RECORDS FOR THE TASK:
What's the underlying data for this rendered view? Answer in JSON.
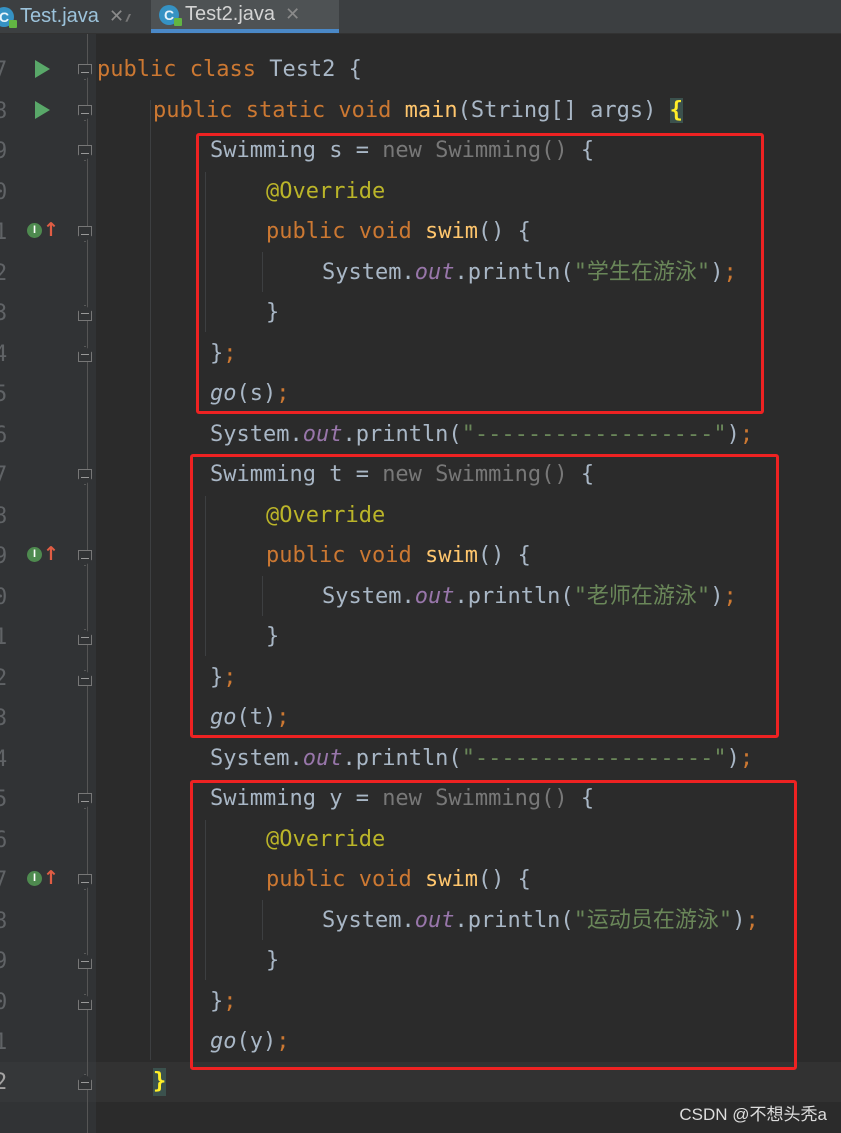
{
  "tabs": [
    {
      "label": "Test.java",
      "icon": "java-class-icon"
    },
    {
      "label": "Test2.java",
      "icon": "java-class-icon",
      "active": true
    }
  ],
  "gutter": {
    "partial_top": "*/",
    "line_numbers": [
      "7",
      "8",
      "9",
      "0",
      "1",
      "2",
      "3",
      "4",
      "5",
      "6",
      "7",
      "8",
      "9",
      "0",
      "1",
      "2",
      "3",
      "4",
      "5",
      "6",
      "7",
      "8",
      "9",
      "0",
      "1",
      "2"
    ],
    "implements_marker": "I"
  },
  "code": {
    "l07": {
      "kw": "public class",
      "name": " Test2 {"
    },
    "l08": {
      "kw": "public static void",
      "fn": "main",
      "rest": "(String[] args) ",
      "brace": "{"
    },
    "block1": {
      "decl": "Swimming s = ",
      "new_kw": "new Swimming()",
      "open": " {",
      "override": "@Override",
      "method_kw": "public void",
      "method": "swim",
      "method_rest": "() {",
      "sys": "System.",
      "out": "out",
      "println": ".println(",
      "text": "\"学生在游泳\"",
      "end": ")",
      "close_brace": "}",
      "close_obj": "}",
      "go": "go",
      "go_arg": "(s)"
    },
    "sep1": {
      "sys": "System.",
      "out": "out",
      "println": ".println(",
      "text": "\"------------------\"",
      "end": ")"
    },
    "block2": {
      "decl": "Swimming t = ",
      "new_kw": "new Swimming()",
      "open": " {",
      "override": "@Override",
      "method_kw": "public void",
      "method": "swim",
      "method_rest": "() {",
      "sys": "System.",
      "out": "out",
      "println": ".println(",
      "text": "\"老师在游泳\"",
      "end": ")",
      "close_brace": "}",
      "close_obj": "}",
      "go": "go",
      "go_arg": "(t)"
    },
    "sep2": {
      "sys": "System.",
      "out": "out",
      "println": ".println(",
      "text": "\"------------------\"",
      "end": ")"
    },
    "block3": {
      "decl": "Swimming y = ",
      "new_kw": "new Swimming()",
      "open": " {",
      "override": "@Override",
      "method_kw": "public void",
      "method": "swim",
      "method_rest": "() {",
      "sys": "System.",
      "out": "out",
      "println": ".println(",
      "text": "\"运动员在游泳\"",
      "end": ")",
      "close_brace": "}",
      "close_obj": "}",
      "go": "go",
      "go_arg": "(y)"
    },
    "l32": "}",
    "semi": ";"
  },
  "watermark": "CSDN @不想头秃a",
  "colors": {
    "editor_bg": "#2b2b2b",
    "keyword": "#cc7832",
    "function": "#ffc66d",
    "annotation": "#bbb529",
    "string": "#6a8759",
    "static_field": "#9876aa",
    "highlight_box": "#ee2222"
  }
}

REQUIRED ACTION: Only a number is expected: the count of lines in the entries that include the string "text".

RESULT FOR THIS EXERCISE: 5